As the outdoor industry is beginning to awaken to the importance of gender equity, trans and nonbinary outdoorspeople are living through an onslaught of anti-trans and LGBTQ bills designed to further ostracize and marginalize them. Examples of these bills include the expansion of Florida’s ‘Don’t Say Gay’ bill, which bans lessons on sexual orientation and gender identity up to grade 3 and, in potentially the future, grades 4 to 12, as well as the GOP-led bill banning transgender athletes from women’s and girls’ sports at federally funded schools.

By designing products for a wider variety of bodies and gender identities, Greco says companies can send a positive message and actionable support to the LGBTQ+ community and allies, particularly during these volatile political times.

“Given that trans and nonbinary bodies are actively under attack in this country, leaders in the outdoor industry should be doing everything they can to make the outdoors a safe space for all,” says Greco. “The outdoors is a space that’s historically been taken away from these marginalized groups.” If they care at all about nonbinary and trans customers, Greco says that outdoor brands need to do everything they can to keep them safe and comfortable outside.

For some advocates, change is coming too slowly. Alex Showerman (she/her) has officially “broken up” with bike apparel brands. The professional mountain biker, trail builder, LGBTQ+ advocate, and proud queer trans woman has spent more than a decade weathering the outdoor apparel industry’s shortcomings. In a recent Instagram post, she declared that she was done working with them, pointing to a laundry list of issues ranging from lack of sizing diversity and poor sustainability to excessively high prices and “motocross bro” styling.

“The industry has been failing to even scratch the surface of meeting the needs of non-cis-gendered white men,” says Showerman. “Typically…because the outdoor space is so male-dominated, brands turn unisex products into basically men’s gear.”

Aesthetics are a huge barrier to a lack of inclusive design in her eyes. To do better, Showerman says it will take brands hiring more designers from varying identities, getting direct feedback from queer people on new products, and drawing inspiration from the fashion industry to give apparel a facelift that goes beyond a “very straight, white, wealthy, and hetero design aesthetic.”

“What we really need is cross-functionality that draws inspiration from the fashion of what’s on trend and what people wear every day,” argues Showerman. “For me, if I look good I feel good.

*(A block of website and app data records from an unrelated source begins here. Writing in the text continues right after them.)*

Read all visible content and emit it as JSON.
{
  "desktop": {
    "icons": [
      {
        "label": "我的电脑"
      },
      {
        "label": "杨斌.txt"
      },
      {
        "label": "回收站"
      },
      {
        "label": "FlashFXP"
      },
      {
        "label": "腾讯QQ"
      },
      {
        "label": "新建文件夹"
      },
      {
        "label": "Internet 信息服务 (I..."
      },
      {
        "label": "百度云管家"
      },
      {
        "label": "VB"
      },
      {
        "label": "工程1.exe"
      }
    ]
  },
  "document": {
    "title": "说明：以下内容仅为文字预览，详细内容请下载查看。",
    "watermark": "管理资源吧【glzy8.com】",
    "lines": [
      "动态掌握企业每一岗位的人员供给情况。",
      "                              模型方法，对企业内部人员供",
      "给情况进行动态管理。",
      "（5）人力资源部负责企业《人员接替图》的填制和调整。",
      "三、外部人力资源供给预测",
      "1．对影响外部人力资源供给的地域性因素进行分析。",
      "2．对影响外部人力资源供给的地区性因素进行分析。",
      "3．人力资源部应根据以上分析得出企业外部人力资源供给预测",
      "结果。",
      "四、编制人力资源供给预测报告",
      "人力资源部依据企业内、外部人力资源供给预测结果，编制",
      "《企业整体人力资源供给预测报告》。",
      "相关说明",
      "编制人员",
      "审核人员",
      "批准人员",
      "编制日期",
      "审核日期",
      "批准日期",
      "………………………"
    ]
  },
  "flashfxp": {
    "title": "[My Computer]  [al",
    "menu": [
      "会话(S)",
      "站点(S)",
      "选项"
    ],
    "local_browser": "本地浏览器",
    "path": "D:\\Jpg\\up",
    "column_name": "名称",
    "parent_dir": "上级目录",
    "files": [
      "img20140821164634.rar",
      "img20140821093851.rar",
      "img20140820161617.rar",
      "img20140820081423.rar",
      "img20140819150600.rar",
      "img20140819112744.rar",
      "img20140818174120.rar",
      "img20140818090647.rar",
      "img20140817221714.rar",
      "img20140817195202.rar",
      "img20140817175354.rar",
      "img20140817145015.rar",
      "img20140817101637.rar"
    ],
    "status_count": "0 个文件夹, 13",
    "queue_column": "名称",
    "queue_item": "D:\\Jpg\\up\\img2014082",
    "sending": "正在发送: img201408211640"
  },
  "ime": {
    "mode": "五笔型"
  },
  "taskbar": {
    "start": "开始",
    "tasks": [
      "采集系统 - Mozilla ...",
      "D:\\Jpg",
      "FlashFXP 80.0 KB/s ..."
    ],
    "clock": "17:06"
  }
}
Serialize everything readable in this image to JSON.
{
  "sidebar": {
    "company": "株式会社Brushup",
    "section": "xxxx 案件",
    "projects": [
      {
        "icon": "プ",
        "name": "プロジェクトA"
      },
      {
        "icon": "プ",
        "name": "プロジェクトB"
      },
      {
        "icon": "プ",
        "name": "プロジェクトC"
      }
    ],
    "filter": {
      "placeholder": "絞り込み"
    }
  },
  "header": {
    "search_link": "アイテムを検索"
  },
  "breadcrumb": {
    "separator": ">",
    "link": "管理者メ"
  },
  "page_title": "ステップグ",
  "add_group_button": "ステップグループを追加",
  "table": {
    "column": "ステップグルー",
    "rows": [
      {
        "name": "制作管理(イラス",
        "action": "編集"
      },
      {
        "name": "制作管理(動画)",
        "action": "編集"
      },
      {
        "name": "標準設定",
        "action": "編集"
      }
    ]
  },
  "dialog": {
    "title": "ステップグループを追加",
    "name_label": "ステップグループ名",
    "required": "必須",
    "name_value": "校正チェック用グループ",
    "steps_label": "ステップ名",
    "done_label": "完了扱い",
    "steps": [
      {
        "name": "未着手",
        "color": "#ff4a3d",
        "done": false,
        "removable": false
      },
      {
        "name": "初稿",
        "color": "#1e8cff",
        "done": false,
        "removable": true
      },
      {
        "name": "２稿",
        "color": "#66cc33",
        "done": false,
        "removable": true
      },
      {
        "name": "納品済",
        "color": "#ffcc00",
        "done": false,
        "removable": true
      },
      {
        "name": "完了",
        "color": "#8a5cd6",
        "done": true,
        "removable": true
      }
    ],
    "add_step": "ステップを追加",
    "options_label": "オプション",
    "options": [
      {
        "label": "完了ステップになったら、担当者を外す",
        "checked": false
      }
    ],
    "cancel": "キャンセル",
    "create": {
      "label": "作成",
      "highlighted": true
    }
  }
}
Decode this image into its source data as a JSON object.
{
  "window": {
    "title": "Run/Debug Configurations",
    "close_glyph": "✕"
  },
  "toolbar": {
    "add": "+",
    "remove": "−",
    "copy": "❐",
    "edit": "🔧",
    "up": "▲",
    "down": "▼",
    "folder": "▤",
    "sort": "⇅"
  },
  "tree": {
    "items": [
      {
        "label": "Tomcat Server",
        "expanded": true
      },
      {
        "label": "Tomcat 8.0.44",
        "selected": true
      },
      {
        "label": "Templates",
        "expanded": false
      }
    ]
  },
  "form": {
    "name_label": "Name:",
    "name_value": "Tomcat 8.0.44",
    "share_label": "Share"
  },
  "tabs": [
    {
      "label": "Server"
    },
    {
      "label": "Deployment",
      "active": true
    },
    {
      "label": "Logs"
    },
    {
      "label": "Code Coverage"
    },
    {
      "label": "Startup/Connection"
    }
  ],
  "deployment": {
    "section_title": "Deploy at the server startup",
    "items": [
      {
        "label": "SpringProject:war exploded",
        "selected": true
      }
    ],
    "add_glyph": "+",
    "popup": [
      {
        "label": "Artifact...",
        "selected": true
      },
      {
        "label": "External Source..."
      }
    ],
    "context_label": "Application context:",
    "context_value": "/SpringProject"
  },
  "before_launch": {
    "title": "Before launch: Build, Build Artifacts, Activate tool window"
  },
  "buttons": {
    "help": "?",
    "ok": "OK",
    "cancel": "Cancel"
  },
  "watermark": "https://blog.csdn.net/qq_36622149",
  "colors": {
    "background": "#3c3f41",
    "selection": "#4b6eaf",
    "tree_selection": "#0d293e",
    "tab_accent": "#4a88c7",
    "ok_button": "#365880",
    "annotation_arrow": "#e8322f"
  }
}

I find when I’m feeling stylish and fashionable, I feel more confident in my bike riding; I feel more confident in my trail building; And I feel more comfortable and at ease in myself.” Her peers feel the same.

Taking a note from the fashion industry’s book by weaving in what’s on trend, playing with color, and designing for cross-functionality across sports are a few ways Showerman says the industry can move forward in making its clothing more interesting and inspiring to non-binary, trans, and genderqueer people. That includes more expressive colors, patterns, fits, and a variety of styles. 

Her ideal: More options and choices so that more people can see themselves represented in the clothes on the rack — no matter if they identify as nonbinary, female, male, or otherwise.

“When mountain bike apparel [and outdoor] brands start making stylish clothes that serve more than one purpose, actually get sizing right, and are doing the work to support women and underrepresented communities, I’ll sign on [as a sponsored athlete],” she concluded.

Greco, for their part, is hopeful that companies will begin to recognize catering to nonbinary and trans people isn’t just right, it’s good business as well.

“We are not a huge bunch, but we’re still a significant portion of the U.S. population,” says Greco. “This is a whole market of people that the outdoor industry is not yet catering to. My question is: If you’re a corporation, why aren’t you designing products for such a fast-growing segment of consumers — the nonbinary community?”